If you’re a history buff, San Antonio Magazine recommends you immerse yourself in the story of the Alamo City
1690 Missions Espada, Concepcion, San Jose and San Juan
Mission Espada was the first constructed in Tejas to spread Christianity. Originally located further east, it moved to the current location in the mid-18th century. Hike or bike along the running trail located near the Missions to take a peek or take a guided tour to learn more.
1722 Spanish Governor,s Palace, Plaza de Armas
Originally the home of Spanish military captains, the palace was established to protect the newly constructed Alamo from the French when the countries were competing for territory. The Plaza de Armas was a training ground for troops and now acts as a mercado.
1750 San Fernando Cathedral
Though it is debated, many consider this the oldest cathedral in Texas. Jim Bowie was also married here. The cathedral now acts as the home of the Archdiocese of San Antonio and the archbishop. Look for a tile on the floor by the altar marking the geographic center of San Antonio.
1840s King William Historic District
The neighborhood has fallen in and out of fashion since it was settled by German immigrants and known as Sauerkraut Bend. Admire its distinct architectural styles in landmarks like the Alamo Street Bridge, Edward Steves Homestead and Villa Finale.
1845 Fort Sam Houston, Quadrangle

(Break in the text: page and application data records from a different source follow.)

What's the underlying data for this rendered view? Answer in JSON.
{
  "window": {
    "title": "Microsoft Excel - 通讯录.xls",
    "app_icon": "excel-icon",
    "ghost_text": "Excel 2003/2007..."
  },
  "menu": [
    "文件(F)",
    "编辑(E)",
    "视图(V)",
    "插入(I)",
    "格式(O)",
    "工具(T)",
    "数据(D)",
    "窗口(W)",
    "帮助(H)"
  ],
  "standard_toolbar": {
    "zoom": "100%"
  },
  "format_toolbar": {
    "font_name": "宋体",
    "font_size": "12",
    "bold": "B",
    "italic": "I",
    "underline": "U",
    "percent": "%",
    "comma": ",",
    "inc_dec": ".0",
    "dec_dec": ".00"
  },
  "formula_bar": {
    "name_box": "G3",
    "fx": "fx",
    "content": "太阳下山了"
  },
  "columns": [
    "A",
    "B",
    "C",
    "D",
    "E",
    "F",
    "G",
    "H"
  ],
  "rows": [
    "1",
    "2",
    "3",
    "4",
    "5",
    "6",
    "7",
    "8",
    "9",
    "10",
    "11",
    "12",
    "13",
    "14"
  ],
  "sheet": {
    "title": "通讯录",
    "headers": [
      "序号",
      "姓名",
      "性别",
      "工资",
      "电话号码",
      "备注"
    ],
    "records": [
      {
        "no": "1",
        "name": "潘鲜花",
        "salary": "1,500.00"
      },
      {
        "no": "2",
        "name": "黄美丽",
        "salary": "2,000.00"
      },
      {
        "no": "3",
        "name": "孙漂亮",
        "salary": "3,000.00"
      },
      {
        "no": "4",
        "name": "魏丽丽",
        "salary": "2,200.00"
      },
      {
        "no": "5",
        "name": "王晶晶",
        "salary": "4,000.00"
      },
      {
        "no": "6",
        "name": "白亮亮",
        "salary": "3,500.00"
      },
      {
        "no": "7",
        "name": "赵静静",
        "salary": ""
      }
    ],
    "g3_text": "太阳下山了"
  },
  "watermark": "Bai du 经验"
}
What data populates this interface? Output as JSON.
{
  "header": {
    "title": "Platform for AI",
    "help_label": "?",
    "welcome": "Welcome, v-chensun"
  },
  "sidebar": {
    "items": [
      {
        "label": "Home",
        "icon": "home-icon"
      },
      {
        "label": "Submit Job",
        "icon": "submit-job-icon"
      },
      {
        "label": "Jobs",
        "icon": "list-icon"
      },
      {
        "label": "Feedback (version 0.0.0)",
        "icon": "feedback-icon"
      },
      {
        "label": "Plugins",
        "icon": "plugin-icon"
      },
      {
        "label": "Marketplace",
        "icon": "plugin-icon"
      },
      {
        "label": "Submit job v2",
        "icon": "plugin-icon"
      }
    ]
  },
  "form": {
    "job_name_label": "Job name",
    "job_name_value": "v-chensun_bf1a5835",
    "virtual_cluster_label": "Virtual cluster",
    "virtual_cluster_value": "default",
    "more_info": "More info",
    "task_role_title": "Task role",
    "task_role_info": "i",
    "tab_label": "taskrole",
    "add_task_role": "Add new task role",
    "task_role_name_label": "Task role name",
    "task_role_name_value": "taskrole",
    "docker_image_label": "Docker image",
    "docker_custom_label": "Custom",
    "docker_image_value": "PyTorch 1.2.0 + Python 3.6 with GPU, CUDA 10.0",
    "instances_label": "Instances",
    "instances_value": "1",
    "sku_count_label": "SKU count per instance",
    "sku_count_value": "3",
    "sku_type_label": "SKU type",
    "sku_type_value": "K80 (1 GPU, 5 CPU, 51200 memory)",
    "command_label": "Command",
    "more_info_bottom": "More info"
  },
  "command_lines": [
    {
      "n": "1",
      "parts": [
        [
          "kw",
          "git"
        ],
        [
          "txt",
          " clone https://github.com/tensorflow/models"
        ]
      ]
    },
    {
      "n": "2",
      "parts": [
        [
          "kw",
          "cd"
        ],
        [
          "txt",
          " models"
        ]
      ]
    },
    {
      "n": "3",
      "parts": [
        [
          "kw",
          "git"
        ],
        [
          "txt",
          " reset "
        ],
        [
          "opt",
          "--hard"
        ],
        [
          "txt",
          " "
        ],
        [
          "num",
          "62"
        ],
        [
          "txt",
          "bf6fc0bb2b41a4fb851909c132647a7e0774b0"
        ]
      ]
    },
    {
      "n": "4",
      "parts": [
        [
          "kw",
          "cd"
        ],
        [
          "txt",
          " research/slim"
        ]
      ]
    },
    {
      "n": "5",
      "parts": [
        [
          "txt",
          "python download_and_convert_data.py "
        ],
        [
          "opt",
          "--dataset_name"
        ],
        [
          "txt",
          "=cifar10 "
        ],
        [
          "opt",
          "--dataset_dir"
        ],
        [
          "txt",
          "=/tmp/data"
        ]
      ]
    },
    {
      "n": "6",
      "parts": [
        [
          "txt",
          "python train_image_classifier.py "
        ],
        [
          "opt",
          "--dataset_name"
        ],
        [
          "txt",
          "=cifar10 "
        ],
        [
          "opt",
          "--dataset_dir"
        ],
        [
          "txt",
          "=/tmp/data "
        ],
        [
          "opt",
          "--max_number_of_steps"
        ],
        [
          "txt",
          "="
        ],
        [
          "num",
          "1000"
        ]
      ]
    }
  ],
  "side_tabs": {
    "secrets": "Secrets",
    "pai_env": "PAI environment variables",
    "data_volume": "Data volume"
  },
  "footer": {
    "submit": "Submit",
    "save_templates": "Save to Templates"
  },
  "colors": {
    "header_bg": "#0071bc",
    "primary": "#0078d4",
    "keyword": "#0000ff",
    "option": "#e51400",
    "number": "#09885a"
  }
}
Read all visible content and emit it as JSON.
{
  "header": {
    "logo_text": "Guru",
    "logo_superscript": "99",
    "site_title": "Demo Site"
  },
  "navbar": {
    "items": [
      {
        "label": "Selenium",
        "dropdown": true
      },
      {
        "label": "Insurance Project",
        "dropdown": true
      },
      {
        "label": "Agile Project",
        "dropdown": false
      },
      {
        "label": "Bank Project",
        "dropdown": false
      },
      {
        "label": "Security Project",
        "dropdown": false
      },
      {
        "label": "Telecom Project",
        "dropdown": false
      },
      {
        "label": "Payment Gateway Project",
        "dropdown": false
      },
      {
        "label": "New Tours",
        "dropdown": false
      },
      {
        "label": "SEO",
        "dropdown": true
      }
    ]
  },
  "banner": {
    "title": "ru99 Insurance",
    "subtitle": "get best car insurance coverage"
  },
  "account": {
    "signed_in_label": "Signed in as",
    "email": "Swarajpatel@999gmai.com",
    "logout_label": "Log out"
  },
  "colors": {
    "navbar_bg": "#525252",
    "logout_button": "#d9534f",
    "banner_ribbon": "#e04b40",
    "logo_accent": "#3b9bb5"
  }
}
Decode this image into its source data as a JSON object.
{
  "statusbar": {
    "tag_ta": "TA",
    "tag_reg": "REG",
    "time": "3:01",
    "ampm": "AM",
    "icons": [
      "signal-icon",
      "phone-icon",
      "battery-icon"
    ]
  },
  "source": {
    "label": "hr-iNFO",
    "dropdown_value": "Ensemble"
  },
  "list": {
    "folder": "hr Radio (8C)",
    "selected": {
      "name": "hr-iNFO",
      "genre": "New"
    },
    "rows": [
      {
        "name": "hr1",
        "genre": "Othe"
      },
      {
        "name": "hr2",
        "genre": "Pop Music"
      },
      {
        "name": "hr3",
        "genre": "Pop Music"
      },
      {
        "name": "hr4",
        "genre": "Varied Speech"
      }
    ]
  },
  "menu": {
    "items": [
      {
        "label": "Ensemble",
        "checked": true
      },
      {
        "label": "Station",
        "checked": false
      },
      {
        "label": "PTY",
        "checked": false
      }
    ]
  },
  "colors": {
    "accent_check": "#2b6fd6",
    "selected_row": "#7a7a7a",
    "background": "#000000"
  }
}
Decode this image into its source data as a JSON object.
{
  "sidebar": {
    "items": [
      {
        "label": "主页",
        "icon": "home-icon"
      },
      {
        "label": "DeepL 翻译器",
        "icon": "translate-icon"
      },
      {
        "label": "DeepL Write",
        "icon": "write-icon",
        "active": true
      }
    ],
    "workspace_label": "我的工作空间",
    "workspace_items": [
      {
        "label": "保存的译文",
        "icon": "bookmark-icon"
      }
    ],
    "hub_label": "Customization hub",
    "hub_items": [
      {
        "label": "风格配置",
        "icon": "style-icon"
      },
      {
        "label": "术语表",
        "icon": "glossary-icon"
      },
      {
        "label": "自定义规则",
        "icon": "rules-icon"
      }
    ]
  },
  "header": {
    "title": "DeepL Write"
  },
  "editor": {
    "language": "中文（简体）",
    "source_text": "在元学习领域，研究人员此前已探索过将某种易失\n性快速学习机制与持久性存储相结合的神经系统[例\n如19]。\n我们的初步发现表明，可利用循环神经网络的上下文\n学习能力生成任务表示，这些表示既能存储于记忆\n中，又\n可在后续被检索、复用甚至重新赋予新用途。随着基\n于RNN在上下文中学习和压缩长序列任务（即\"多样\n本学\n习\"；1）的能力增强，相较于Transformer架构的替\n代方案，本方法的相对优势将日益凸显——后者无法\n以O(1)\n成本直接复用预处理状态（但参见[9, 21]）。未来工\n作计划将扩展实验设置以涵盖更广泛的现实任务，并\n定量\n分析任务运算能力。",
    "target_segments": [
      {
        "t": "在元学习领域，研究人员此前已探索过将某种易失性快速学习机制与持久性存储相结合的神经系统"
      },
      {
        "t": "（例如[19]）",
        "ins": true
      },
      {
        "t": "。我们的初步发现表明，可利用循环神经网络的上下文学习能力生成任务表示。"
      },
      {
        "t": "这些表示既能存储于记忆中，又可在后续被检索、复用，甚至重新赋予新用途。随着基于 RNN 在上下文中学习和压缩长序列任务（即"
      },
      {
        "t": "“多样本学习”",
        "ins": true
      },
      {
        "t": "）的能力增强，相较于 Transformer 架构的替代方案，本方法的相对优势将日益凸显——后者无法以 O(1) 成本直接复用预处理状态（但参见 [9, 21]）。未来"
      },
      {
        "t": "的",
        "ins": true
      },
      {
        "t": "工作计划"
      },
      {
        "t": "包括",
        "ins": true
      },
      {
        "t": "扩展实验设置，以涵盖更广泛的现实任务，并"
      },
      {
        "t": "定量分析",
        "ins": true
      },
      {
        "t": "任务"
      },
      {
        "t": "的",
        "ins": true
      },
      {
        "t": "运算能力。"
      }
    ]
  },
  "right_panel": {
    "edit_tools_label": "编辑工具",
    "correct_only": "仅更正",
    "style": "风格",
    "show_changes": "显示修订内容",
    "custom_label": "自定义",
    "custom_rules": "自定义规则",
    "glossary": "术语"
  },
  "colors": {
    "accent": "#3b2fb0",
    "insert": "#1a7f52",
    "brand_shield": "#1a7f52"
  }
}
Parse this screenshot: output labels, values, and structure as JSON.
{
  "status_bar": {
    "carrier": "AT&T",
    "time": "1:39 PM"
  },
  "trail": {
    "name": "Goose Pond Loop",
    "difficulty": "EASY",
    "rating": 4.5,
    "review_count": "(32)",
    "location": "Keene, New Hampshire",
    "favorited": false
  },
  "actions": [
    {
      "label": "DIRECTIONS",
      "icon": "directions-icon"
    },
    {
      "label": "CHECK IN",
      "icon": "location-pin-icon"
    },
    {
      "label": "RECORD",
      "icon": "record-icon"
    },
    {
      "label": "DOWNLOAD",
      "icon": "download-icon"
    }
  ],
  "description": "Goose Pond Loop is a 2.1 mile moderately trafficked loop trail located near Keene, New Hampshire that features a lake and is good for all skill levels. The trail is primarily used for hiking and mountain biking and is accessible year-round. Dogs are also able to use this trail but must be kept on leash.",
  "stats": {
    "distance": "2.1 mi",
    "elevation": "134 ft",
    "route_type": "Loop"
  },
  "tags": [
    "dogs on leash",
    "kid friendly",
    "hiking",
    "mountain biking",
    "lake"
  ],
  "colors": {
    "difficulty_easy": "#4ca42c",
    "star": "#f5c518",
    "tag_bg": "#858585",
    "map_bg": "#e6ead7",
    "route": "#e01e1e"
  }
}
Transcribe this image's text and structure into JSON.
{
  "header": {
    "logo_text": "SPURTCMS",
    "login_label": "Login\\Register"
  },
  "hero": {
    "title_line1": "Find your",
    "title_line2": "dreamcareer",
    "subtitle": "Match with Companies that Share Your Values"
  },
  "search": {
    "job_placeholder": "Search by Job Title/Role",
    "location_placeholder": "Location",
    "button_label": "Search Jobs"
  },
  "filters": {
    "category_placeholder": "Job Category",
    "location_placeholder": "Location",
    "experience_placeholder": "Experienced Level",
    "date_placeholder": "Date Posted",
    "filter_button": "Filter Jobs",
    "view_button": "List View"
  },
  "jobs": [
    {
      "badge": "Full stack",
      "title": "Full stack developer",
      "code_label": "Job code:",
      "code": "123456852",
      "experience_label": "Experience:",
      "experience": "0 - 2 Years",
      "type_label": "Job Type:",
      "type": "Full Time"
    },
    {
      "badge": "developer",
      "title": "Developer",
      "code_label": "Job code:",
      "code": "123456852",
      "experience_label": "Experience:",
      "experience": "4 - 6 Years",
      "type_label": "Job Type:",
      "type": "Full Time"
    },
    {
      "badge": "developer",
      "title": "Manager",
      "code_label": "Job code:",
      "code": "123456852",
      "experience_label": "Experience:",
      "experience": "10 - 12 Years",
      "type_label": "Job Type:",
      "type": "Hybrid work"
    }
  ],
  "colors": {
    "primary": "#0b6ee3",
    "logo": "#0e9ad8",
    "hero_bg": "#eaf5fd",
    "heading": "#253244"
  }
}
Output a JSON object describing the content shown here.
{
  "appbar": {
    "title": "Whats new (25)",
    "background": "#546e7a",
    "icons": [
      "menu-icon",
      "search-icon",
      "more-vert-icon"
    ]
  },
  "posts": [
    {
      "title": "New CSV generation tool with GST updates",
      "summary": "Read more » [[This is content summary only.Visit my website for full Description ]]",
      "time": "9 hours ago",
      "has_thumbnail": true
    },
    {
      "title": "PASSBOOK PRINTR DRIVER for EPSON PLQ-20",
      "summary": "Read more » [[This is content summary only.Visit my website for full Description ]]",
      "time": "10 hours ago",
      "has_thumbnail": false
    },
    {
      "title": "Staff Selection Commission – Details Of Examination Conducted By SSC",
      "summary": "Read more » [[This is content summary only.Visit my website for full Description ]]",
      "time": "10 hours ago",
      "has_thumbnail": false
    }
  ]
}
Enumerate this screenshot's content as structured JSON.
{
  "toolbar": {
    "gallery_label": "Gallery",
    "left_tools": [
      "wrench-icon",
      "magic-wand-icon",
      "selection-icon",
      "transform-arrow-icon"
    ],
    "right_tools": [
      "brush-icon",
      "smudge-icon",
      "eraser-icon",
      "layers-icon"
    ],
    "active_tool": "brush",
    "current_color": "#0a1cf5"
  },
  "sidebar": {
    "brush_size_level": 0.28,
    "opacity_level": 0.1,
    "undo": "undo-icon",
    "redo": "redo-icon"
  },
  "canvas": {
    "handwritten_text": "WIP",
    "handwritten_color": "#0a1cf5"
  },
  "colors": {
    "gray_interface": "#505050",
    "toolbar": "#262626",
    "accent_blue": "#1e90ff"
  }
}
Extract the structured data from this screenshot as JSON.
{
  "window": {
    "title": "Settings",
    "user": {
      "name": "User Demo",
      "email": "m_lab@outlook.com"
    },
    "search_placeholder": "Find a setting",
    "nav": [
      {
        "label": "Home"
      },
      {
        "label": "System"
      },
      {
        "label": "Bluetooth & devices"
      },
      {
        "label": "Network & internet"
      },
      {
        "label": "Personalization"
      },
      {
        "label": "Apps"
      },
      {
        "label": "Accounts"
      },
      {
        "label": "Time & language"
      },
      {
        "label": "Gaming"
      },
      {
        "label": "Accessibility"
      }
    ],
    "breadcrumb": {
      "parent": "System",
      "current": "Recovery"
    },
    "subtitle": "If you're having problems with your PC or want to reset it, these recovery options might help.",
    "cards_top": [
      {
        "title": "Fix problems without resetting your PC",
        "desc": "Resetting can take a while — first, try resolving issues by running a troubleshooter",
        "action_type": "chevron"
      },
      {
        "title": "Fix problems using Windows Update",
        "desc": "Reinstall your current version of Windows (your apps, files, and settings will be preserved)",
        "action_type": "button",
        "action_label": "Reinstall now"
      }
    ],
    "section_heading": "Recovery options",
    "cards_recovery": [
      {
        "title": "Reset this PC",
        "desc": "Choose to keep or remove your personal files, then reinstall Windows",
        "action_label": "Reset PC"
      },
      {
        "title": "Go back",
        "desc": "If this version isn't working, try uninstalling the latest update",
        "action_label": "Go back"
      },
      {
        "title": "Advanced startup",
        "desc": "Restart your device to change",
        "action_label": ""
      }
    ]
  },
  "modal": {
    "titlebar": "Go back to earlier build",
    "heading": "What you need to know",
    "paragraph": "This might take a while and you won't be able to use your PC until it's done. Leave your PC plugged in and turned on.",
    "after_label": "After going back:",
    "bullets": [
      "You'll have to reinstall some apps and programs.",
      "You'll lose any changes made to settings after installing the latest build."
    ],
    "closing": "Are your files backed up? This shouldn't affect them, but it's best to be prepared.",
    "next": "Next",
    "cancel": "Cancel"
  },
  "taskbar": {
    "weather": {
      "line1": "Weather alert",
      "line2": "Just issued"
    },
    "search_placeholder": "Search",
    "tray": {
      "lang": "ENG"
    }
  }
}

While the fort is still an active military base, the Quadrangle holds special significance because it was the original base and housed Apache Chief Geronimo when he was captured in the 1860s. Later, it housed General Dwight D. Eisenhower. The fort is open to non-military visitors for tours.
1848 The Guenther House
Originally the mill for Pioneer Flour was located in Fredericksburg. Later, the headquarters was relocated because the San Antonio River proved more powerful. It is now both a museum and restaurant, making it a great place to grab a bite to eat while learning about San Antonio’s German heritage.
1850s Casa Navarro State Historic Site
This home was initially part of a ranch and trading spot owned by José Antonio Navarro. He was one of two signers of the Texas Declaration of Independence born in Texas, and also a proponent of Tejano rights. View the unique architecture or attend a seminar.
1883 Pearl Brewery
Though the brewery has not made beer in some time, many of the buildings in this area have been renovated into hotels, boutiques and restaurants with the legacy in mind. Attend the weekend farmers market, stroll through the lobby of Hotel Emma or take in the views on the River Walk.
1915 Stinson Airport
The second-oldest airport in the U.S. for general aviation just celebrated its 100th birthday. Founded by the Stinson family, the airport served as a training base for the Air Force during World War II. Grab a bite to eat at Brown Bag Touch ’n Go while watching planes coming in and taking off.
1919 Texas Transportation Museum
San Antonio was the last major city in Texas to be connected by railroads. The museum preserves all manner of transportation pertaining to the city’s and state’s history including trains, bicycles, automobiles and aviation crafts. Take a guided tour and watch for special events throughout the summer.
1968 Tower of the Americas
Built for the 1968 World’s Fair, the tower is the tallest building in San Antonio and the center of Hemisfair. The restaurant at the top is an excellent spot to eat while enjoying the view of the city, and you may even see some places you have already visited on this list.
To read the original article, click here.
Residents of Alteza above the Grand Hyatt enjoy a walkable downtown lifestyle surrounded by many historical treasures. The City is a cherished destination for history lovers who could choose a different destination to explore each day. To learn more about available residential opportunities in the heart of Downtown San Antonio, visit TheAlteza.com